There is a craftsmanship in classic cars that has an appeal beyond price; meaning many owners have to determine an ‘agreed value’ for classic car insurance and security – after all, how can you determine the material worth of the very model of Shelby Daytona Coupe that appeared in the film Red Line 7000?
Expert and amateur enthusiasts have debated the rarest and finest vintage vehicles since the advent of the combustion engine, but these are our picks of the rarest, most refined, and usually most luxurious heritage vehicles around today.
This post war classic was originally named the ‘Tucker Torpedo’, but in a bid to distance itself from WW2, was renamed the Tucker Sedan. Designed by Preston Thomas Tucker and celebrated stylist Alex Tremulis, only 51 Tucker Sedans were ever produced, and only 47 are around today.

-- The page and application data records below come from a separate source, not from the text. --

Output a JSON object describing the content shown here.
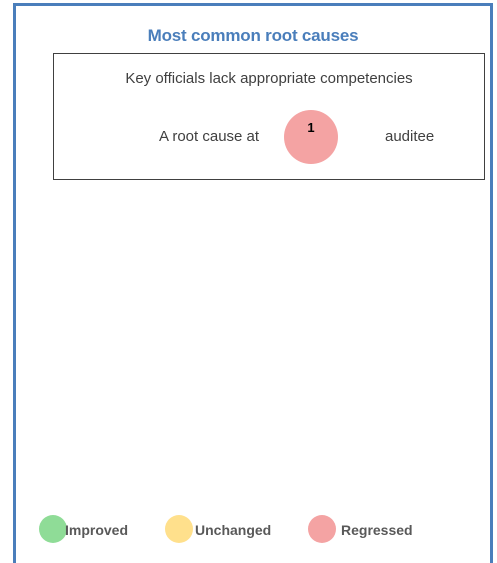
{
  "panel": {
    "title": "Most common root causes"
  },
  "root_cause": {
    "heading": "Key officials lack appropriate competencies",
    "prefix": "A root cause at",
    "count": "1",
    "suffix": "auditee",
    "status": "Regressed",
    "bubble_color": "#f4a3a3"
  },
  "legend": {
    "items": [
      {
        "label": "Improved",
        "color": "#8fdc97"
      },
      {
        "label": "Unchanged",
        "color": "#ffe08c"
      },
      {
        "label": "Regressed",
        "color": "#f4a3a3"
      }
    ]
  },
  "colors": {
    "frame": "#4a7ebb",
    "title": "#4a7ebb",
    "text": "#404040"
  }
}
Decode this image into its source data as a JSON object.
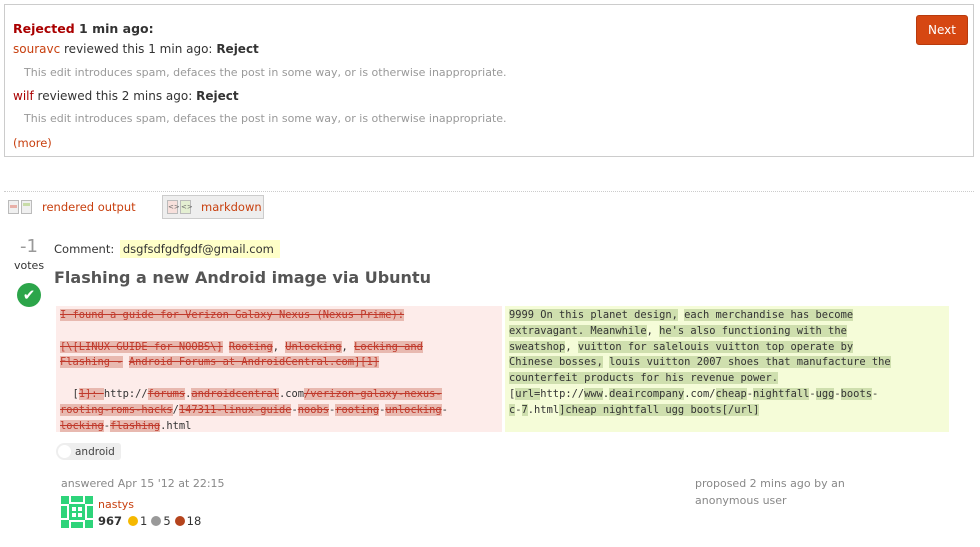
{
  "review": {
    "status_word": "Rejected",
    "status_time": "1 min ago:",
    "reviews": [
      {
        "user": "souravc",
        "text": "reviewed this 1 min ago:",
        "action": "Reject",
        "reason": "This edit introduces spam, defaces the post in some way, or is otherwise inappropriate."
      },
      {
        "user": "wilf",
        "text": "reviewed this 2 mins ago:",
        "action": "Reject",
        "reason": "This edit introduces spam, defaces the post in some way, or is otherwise inappropriate."
      }
    ],
    "more_label": "(more)",
    "next_label": "Next"
  },
  "view_tabs": {
    "rendered": "rendered output",
    "markdown": "markdown"
  },
  "post": {
    "vote_count": "-1",
    "votes_label": "votes",
    "accepted_icon": "check-icon",
    "comment_label": "Comment:",
    "comment_value": "dsgfsdfgdfgdf@gmail.com",
    "title": "Flashing a new Android image via Ubuntu",
    "tag": "android",
    "answered": "answered Apr 15 '12 at 22:15",
    "user": {
      "name": "nastys",
      "rep": "967",
      "gold": "1",
      "silver": "5",
      "bronze": "18"
    },
    "proposed": "proposed 2 mins ago by an anonymous user"
  },
  "diff": {
    "left": {
      "l1": "I found a guide for Verizon Galaxy Nexus (Nexus Prime):",
      "l2a": "[\\[LINUX GUIDE for NOOBS\\]",
      "l2b": "Rooting",
      "l2c": "Unlocking",
      "l2d": "Locking and",
      "l3a": "Flashing -",
      "l3b": "Android Forums at AndroidCentral.com][1]",
      "l4a": "1]: ",
      "l4b": "http://",
      "l4c": "forums",
      "l4d": "androidcentral",
      "l4e": ".com",
      "l4f": "/verizon-galaxy-nexus-",
      "l5a": "rooting-roms-hacks",
      "l5b": "147311-linux-guide",
      "l5c": "noobs",
      "l5d": "rooting",
      "l5e": "unlocking",
      "l6a": "locking",
      "l6b": "flashing",
      "l6c": ".html"
    },
    "right": {
      "r1a": "9999 On this planet design,",
      "r1b": "each merchandise has become ",
      "r2a": "extravagant. Meanwhile",
      "r2b": "he's also functioning with the ",
      "r3a": "sweatshop",
      "r3b": "vuitton for salelouis vuitton top ",
      "r3c": "operate by ",
      "r4a": "Chinese bosses,",
      "r4b": "louis vuitton 2007 shoes ",
      "r4c": "that manufacture the",
      "r5": "counterfeit products for his revenue power.",
      "r6a": "url=",
      "r6b": "http://",
      "r6c": "www",
      "r6d": "deaircompany",
      "r6e": ".com/",
      "r6f": "cheap",
      "r6g": "nightfall",
      "r6h": "ugg",
      "r6i": "boots",
      "r7a": "c",
      "r7b": "7",
      "r7c": ".html",
      "r7d": "]cheap nightfall ugg boots[/url]"
    }
  }
}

While this is a relatively large production run in terms of rare classic cars, the Tucker boasts some slick design features, some of which made it into modern automobile designs.
Mr Tucker wanted to design a safe and innovative automobile, which resulted in a prototype named the ‘Tin Goose’. This fresh design featured a safety cradle for passengers, six tailpipes and three ‘eyes’ (headlights). The centre headlight was nicknamed the ‘Cyclops eye’ and turned with the two front wheels.
Problems upon launch included a loud engine, an unreliable radiator and a storm of bad publicity; this included criticism by journalist Drew Pearson and a fraud investigation that – although baseless – discredited and sunk the Tucker company.
Just six of these gorgeous Daytona original coupes were built between 1964 and 1965. Borne of the oft touted rivalry between Ferrari & Shelby, this deluxe race car has the distinction of being one of last cars that Carroll Shelby drove. Shelby encouraged employees Pete Brock and Bob Negstad to design the bodywork, chassis and suspension.
This superfast luxurious vehicle spawned urban legends – for example Carroll had a party trick where he would put a $100 note on the dashboard of the car, and if the customer could grab the money before the Cobra could hit 100 mph, he could keep it. No one ever got that money.
Mercedes-Benz 540K Special Roadster is a limited edition, long tail vehicle which embodies the nostalgic beauty of the 1930s. The car’s romantic appeal was enhanced by association with Baroness Gisela von Krieger, a glamorous society beauty who fled the Nazis in her luxury 540k automobile.
The two would have been a perfect match; both poised, elegant, refined and keen to shake off a Teutonic association which had become tiresome in the aftermath of war. The car was later purchased – with difficulty – by a private collector, who found Gisela’s lipsticked cigarette stubs, and a white silk glove under the driver’s seat.
Only 26 of these handsome automobiles were ever produced.
Only 22 of these sleek, chic racing cars were ever produced. This record breaking automobile – on the track and in the auction house – has a reputation for quality, even half a century after its creation. Italian designer Scaglietti designed a ‘pontoon fender’ system for use in the Testa Rossa, inspired by the pinnacle of Formula 1 success; hence these aerodynamic wonders are perfect for those who feel a need for speed.
Enzo Ferrari and Sergio Scaglietti formed a professional and personal bond which was cemented by Scaglietti’s mentorship of Ferrari’s son, Alfredo (also known as Dino), who sadly passed away at a young age.
Only six of the sumptuous Bugatti Type 41 classic car, known as the ‘Royale’, were ever made. The Type 41 was Ettore Bugatti’s most luxurious and exclusive car, designed specifically for royalty. However production was halted by the Depression. The regal, extra long vehicle features exquisite whalebone fittings, a lustrous walnut steering wheel, and a radiator cap in the shape of a rearing elephant. The caps were cast from an original sculpture by Ettore’s younger brother, Rembrandt Bugatti.
The family had a troubled history, culminating in the second world war where two of their heroic drivers lost their lives fighting in the French Resistance. A third fought but survived, only to die in training a few years later. Afterward, Ettore Bugatti had difficulty reclaiming his plant.
5 of the Bugatti Type 41s are situated in museums, with the sixth belonging to an unknown private collector. The legendary brand are currently celebrating 100 Years of Bugatti.
While very few of us can afford a Bugatti that’s fit for a King, or a museum grade Baroness’ Roadster (complete with silk gloves) we can access a little of the magic intrinsic to classic car ownership. Just insure you get the best breakdown cover and theft protection through a reputable classic car insurance firm like Rapid Cover and you’ll be fine.